You Comma Idiot

YOU COMMA IDIOT
By Doug Harris

Given that it takes the form of a narrative unconventionally told in the second person, the title of this good-natured debut novel by film producer Doug Harris need not be taken as directed at the reader. Instead, the “idiot” is likely meant to refer to the slacker hero, 28-year-old Lee Goodstone.

Despite the quirky presentation, which is fluently handled and becomes scarcely noticeable after a few pages, Lee is a very familiar character. The star of what is sometimes called LoserLit, he is a scrawny, sensitive, self-deprecating, going-nowhere kind of guy, living in a spectacular loft apartment he admits is a cliché while making a comfortable living selling (mostly soft) drugs. Other elements common to the genre include the gang of friends that have hung together since childhood (cases of arrested development unable to grow up and get a life), and the unprepossessing Lee’s baffling ability to get gorgeous, intelligent women to go to bed with him.

Various unrelated things happen. One of Lee’s friends is accused of murder. Another’s girlfriend takes up with Lee. His drug business, which he is apathetic about anyway, starts to go down the tube. All of these are just pegs on which to hang a tapestry of observational humour as Lee casts a cold eye on the Montreal scene.

Genuinely funny at times, and always easy to like, You Comma Idiot has definite generic limitations. The characters rarely rise above being types, with the one exception being Lee’s eccentric Dealer, a wonderful comic creation. Some parts, like the satire of the news media, don’t come off at all. The tone frequently turns overly sentimental, and the subplots are resolved in a perfunctory and uninteresting way. But at this best Harris gives plenty of evidence that he is a good writer capable of doing more in the future with less formulaic material.
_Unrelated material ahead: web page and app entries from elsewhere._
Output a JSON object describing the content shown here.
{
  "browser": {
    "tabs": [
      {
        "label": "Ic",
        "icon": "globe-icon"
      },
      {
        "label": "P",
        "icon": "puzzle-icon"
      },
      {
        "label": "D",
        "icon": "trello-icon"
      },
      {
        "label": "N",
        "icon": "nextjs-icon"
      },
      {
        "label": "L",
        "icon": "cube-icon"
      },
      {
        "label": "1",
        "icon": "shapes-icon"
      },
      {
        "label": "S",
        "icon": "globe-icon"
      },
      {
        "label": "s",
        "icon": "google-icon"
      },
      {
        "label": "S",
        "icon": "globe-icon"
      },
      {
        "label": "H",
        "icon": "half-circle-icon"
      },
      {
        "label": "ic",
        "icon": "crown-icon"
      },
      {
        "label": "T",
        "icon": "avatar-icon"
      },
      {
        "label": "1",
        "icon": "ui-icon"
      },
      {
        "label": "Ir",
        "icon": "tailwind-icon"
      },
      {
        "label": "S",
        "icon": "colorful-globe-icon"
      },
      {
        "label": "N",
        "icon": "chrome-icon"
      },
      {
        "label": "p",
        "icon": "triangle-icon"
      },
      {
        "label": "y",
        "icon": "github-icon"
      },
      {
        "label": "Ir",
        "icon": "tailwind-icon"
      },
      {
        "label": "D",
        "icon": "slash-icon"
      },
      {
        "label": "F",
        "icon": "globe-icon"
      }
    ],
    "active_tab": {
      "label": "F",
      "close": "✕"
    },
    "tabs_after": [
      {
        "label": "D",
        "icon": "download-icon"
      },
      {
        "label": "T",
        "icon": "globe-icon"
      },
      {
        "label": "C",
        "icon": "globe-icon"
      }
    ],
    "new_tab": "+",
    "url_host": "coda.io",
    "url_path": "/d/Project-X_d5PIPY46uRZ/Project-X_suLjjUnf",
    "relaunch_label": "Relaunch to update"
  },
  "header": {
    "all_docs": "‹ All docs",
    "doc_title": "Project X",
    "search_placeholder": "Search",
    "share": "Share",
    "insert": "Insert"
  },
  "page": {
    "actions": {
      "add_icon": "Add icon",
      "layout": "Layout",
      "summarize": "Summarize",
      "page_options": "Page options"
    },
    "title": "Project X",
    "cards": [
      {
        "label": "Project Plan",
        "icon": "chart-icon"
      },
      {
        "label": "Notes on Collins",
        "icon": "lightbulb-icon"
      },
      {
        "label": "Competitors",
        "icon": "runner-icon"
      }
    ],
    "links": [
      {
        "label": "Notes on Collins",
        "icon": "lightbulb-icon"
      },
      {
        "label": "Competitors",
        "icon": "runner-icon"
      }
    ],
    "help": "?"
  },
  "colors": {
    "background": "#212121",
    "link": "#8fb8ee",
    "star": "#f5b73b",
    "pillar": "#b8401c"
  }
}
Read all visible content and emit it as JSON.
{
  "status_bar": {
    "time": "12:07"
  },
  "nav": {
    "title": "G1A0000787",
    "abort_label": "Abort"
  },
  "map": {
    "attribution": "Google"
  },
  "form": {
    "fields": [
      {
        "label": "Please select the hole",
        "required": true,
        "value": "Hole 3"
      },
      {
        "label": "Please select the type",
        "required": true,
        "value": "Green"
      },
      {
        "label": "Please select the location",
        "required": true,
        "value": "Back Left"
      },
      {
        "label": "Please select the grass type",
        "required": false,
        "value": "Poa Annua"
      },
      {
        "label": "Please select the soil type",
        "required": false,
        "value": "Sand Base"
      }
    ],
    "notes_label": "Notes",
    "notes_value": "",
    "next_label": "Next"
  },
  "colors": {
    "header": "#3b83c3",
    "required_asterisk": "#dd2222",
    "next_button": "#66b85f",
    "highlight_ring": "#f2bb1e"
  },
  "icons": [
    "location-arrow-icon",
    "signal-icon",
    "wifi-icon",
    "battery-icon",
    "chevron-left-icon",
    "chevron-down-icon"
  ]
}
Notes:
Review first published in Quill & Quire, September 2010.